Much to my frustration, I had to have all of those tests graded by the time I left school on Thursday.  I didn't end up leaving until 5:30.

However, when I left, I was a VERY happy camper.  Of the 97 tests I graded, 48 of them were A's.  That's almost HALF!  The students did such a good job, and I could tell they were really proud of themselves.

Some teachers give retake test or redos.  I am not one of those teachers.  I don't like students going into a test thinking "oh, I can take this again, so I won't worry about it this time."  I'd rather them study hard and learn the stuff the first time around.  However, I also don't like students being left out to dry if they do badly on a test or just weren't prepared.  So, instead of redos, I let students correct their tests/quizzes.  I do have very strict requirements, though.

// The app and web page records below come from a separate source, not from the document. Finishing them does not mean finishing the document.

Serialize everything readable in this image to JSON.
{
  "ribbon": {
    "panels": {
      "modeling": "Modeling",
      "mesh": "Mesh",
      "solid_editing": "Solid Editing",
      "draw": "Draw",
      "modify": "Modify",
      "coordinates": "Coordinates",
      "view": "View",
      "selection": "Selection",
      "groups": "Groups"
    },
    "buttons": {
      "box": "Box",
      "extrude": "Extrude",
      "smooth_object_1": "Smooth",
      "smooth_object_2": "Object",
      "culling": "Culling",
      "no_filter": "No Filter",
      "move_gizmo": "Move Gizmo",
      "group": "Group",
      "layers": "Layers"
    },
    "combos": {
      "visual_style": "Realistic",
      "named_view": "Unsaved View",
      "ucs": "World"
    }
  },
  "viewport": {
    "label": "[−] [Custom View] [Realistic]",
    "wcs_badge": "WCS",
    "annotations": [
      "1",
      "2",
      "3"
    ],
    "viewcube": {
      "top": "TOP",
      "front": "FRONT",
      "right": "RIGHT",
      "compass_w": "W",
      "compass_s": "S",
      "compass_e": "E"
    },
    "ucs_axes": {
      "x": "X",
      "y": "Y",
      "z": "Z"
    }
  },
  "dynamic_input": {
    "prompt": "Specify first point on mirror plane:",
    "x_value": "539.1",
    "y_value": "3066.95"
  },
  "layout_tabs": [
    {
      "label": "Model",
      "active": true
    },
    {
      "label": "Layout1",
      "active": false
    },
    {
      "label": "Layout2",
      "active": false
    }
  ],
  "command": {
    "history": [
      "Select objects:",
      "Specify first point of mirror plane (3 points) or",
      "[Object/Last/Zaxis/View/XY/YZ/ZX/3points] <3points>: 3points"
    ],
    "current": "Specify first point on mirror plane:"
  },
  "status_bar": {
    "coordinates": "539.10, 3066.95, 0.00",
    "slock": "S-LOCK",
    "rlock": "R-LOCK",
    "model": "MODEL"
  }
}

1.  The corrections must be on a separate sheet of paper.
2.  The new answer must be right (obviously).
3.  They must EXPLAIN why the new answer is right or what they did wrong the first time around.  For example, there was a part on the French 1 test that was filling in the blanks with "un" or "une" (both mean a/an, but "un" is for masculine nouns, "une" is for feminine).  If a student put "un" before "fille" (girl), but the correct answer was "une", he/she would have to explain that "fille" is feminine, therefore "une" should be used.  I never accept answers like "I forgot" or "I just didn't know".  That doesn't show me that they know it now either.  I've noticed a lot that making them explain forces them to really research their answers and prevents them from just copying from a friend who got that question right.

If they meet those three expectations, they can get half credit back.  The reason I don't do whole credit is because they could all just bomb it and then take it with their notes later.  The half credit makes it worthwhile for them to fix their answers, but also doesn't just hand them an A either.

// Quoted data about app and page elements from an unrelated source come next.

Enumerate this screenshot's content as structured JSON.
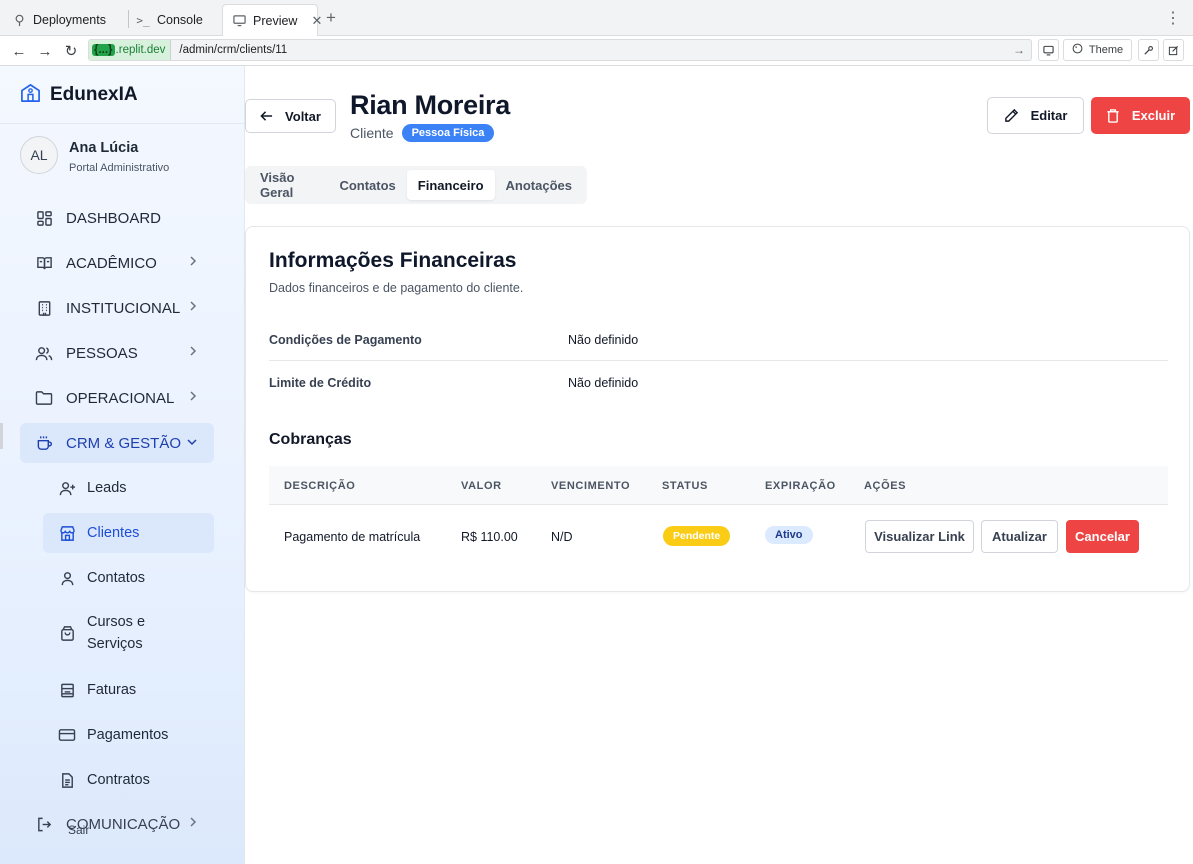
{
  "browser": {
    "tabs": [
      {
        "label": "Deployments",
        "icon": "tree-icon"
      },
      {
        "label": "Console",
        "icon": "terminal-icon"
      },
      {
        "label": "Preview",
        "icon": "monitor-icon"
      }
    ],
    "url_host_badge": "{...}",
    "url_host": ".replit.dev",
    "url_path": "/admin/crm/clients/11",
    "theme_label": "Theme"
  },
  "sidebar": {
    "brand": "EdunexIA",
    "user": {
      "initials": "AL",
      "name": "Ana Lúcia",
      "role": "Portal Administrativo"
    },
    "items": [
      {
        "label": "DASHBOARD",
        "icon": "dashboard-icon"
      },
      {
        "label": "ACADÊMICO",
        "icon": "book-icon"
      },
      {
        "label": "INSTITUCIONAL",
        "icon": "building-icon"
      },
      {
        "label": "PESSOAS",
        "icon": "users-icon"
      },
      {
        "label": "OPERACIONAL",
        "icon": "folder-icon"
      },
      {
        "label": "CRM & GESTÃO",
        "icon": "cup-icon"
      }
    ],
    "subitems": [
      {
        "label": "Leads",
        "icon": "user-plus-icon"
      },
      {
        "label": "Clientes",
        "icon": "store-icon"
      },
      {
        "label": "Contatos",
        "icon": "user-icon"
      },
      {
        "label": "Cursos e Serviços",
        "icon": "shopping-bag-icon"
      },
      {
        "label": "Faturas",
        "icon": "receipt-icon"
      },
      {
        "label": "Pagamentos",
        "icon": "credit-card-icon"
      },
      {
        "label": "Contratos",
        "icon": "file-text-icon"
      }
    ],
    "bottom_item": "COMUNICAÇÃO",
    "logout": "Sair"
  },
  "header": {
    "back_label": "Voltar",
    "title": "Rian Moreira",
    "subtitle": "Cliente",
    "type_badge": "Pessoa Física",
    "edit_label": "Editar",
    "delete_label": "Excluir"
  },
  "tabs": [
    "Visão Geral",
    "Contatos",
    "Financeiro",
    "Anotações"
  ],
  "active_tab": "Financeiro",
  "financial": {
    "title": "Informações Financeiras",
    "description": "Dados financeiros e de pagamento do cliente.",
    "fields": [
      {
        "label": "Condições de Pagamento",
        "value": "Não definido"
      },
      {
        "label": "Limite de Crédito",
        "value": "Não definido"
      }
    ]
  },
  "charges": {
    "title": "Cobranças",
    "columns": [
      "DESCRIÇÃO",
      "VALOR",
      "VENCIMENTO",
      "STATUS",
      "EXPIRAÇÃO",
      "AÇÕES"
    ],
    "rows": [
      {
        "description": "Pagamento de matrícula",
        "value": "R$ 110.00",
        "due": "N/D",
        "status": "Pendente",
        "expiration": "Ativo",
        "actions": [
          "Visualizar Link",
          "Atualizar",
          "Cancelar"
        ]
      }
    ]
  },
  "colors": {
    "accent": "#3b82f6",
    "danger": "#ef4444",
    "warning": "#facc15"
  }
}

I've been doing this since I started student teaching, and it's worked very well.  I've never had any complaints or troubles with it.

Thursday, November 1, 2012

Quarter End

Well tomorrow is the last day of quarter one, but I will be at a teaching conference, so today is pretty much my last day of the quarter.  Because it is also the end of a month (well yesterday was, but I figured today would be better) they are having their Chapter tests today.  Each class. 105 tests to grade today before I go home.  Agh.

It's always so frustrating (and it happens every time) to have kids come to me a day or two before a test and say, "Madame! I don't get ANYTHING you're saying."  I get that things can be confusing, but I'm not a mind reader.  I always try so hard to leave time for questions/clarifications.  I've also really tried to make myself as approachable as possible so that when someone is confused, they feel comfortable asking me for help.  But even this week I had a parent email me that their child was in tears and confused and wanted help.

I saw that a large chunk of students studied on Conjuguemos last night.  Conjuguemos is this AWESOME foreign language program online where you can create activities, quizzes and homework for your students so that they practice.  It's perfect for verb conjugation and vocabulary.  You can often find activities already created by other users in your language that you can use.  Anyway, because of all the practice they did, I am hopeful that they all do well today.  We'll see!